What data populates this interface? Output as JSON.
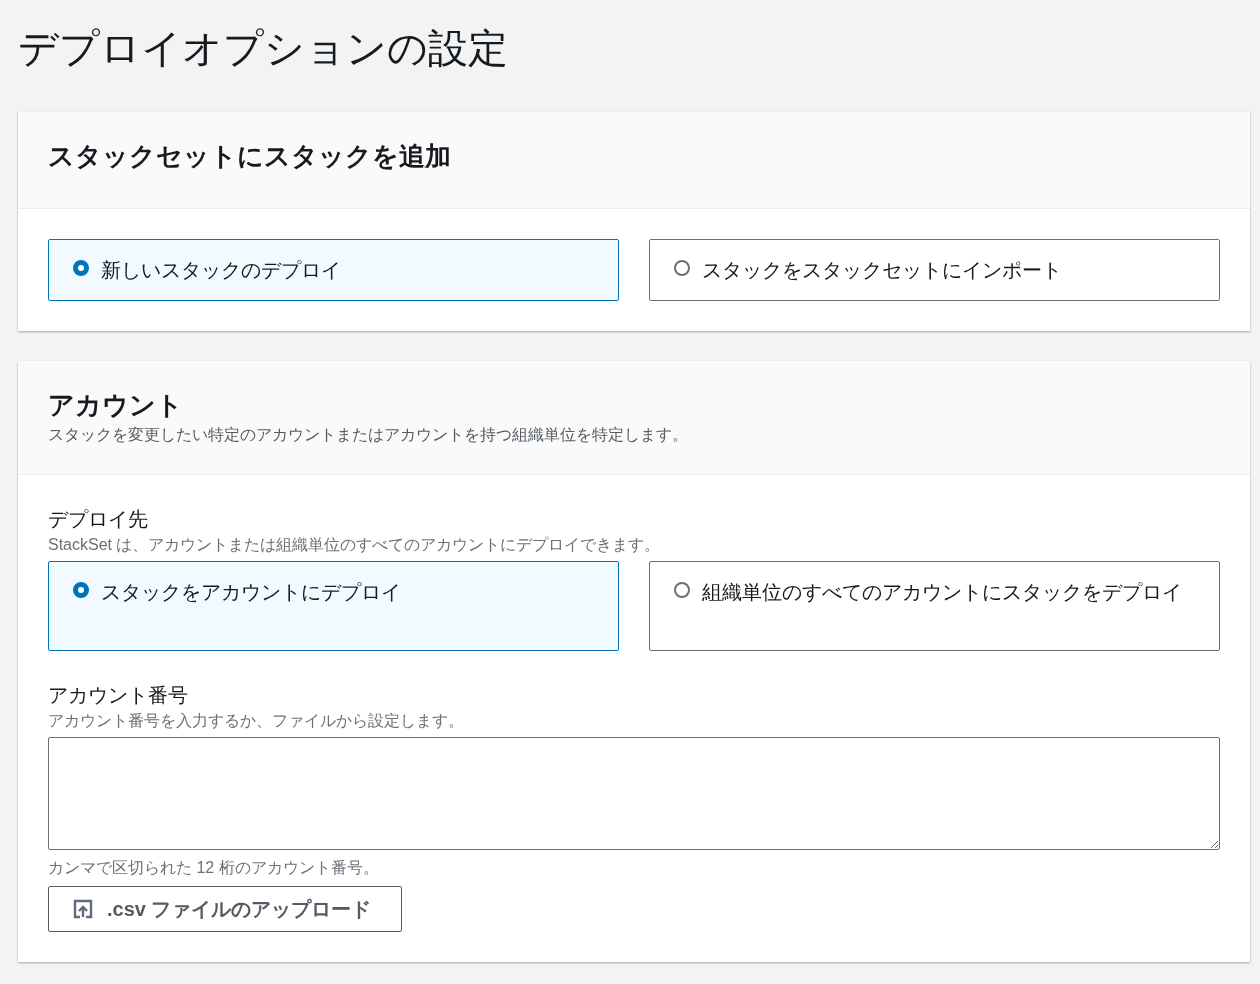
{
  "page_title": "デプロイオプションの設定",
  "sections": [
    {
      "kind": "choice",
      "title": "スタックセットにスタックを追加",
      "options": [
        {
          "label": "新しいスタックのデプロイ",
          "selected": true
        },
        {
          "label": "スタックをスタックセットにインポート",
          "selected": false
        }
      ]
    },
    {
      "kind": "account",
      "title": "アカウント",
      "description": "スタックを変更したい特定のアカウントまたはアカウントを持つ組織単位を特定します。",
      "deploy_target": {
        "label": "デプロイ先",
        "description": "StackSet は、アカウントまたは組織単位のすべてのアカウントにデプロイできます。",
        "options": [
          {
            "label": "スタックをアカウントにデプロイ",
            "selected": true
          },
          {
            "label": "組織単位のすべてのアカウントにスタックをデプロイ",
            "selected": false
          }
        ]
      },
      "account_numbers": {
        "label": "アカウント番号",
        "description": "アカウント番号を入力するか、ファイルから設定します。",
        "hint": "カンマで区切られた 12 桁のアカウント番号。",
        "upload_button": ".csv ファイルのアップロード"
      }
    }
  ]
}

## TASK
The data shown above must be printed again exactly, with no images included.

## RESPONSE TO THIS TASK
What data populates this interface? Output as JSON.
{
  "page_title": "デプロイオプションの設定",
  "sections": [
    {
      "kind": "choice",
      "title": "スタックセットにスタックを追加",
      "options": [
        {
          "label": "新しいスタックのデプロイ",
          "selected": true
        },
        {
          "label": "スタックをスタックセットにインポート",
          "selected": false
        }
      ]
    },
    {
      "kind": "account",
      "title": "アカウント",
      "description": "スタックを変更したい特定のアカウントまたはアカウントを持つ組織単位を特定します。",
      "deploy_target": {
        "label": "デプロイ先",
        "description": "StackSet は、アカウントまたは組織単位のすべてのアカウントにデプロイできます。",
        "options": [
          {
            "label": "スタックをアカウントにデプロイ",
            "selected": true
          },
          {
            "label": "組織単位のすべてのアカウントにスタックをデプロイ",
            "selected": false
          }
        ]
      },
      "account_numbers": {
        "label": "アカウント番号",
        "description": "アカウント番号を入力するか、ファイルから設定します。",
        "hint": "カンマで区切られた 12 桁のアカウント番号。",
        "upload_button": ".csv ファイルのアップロード"
      }
    }
  ]
}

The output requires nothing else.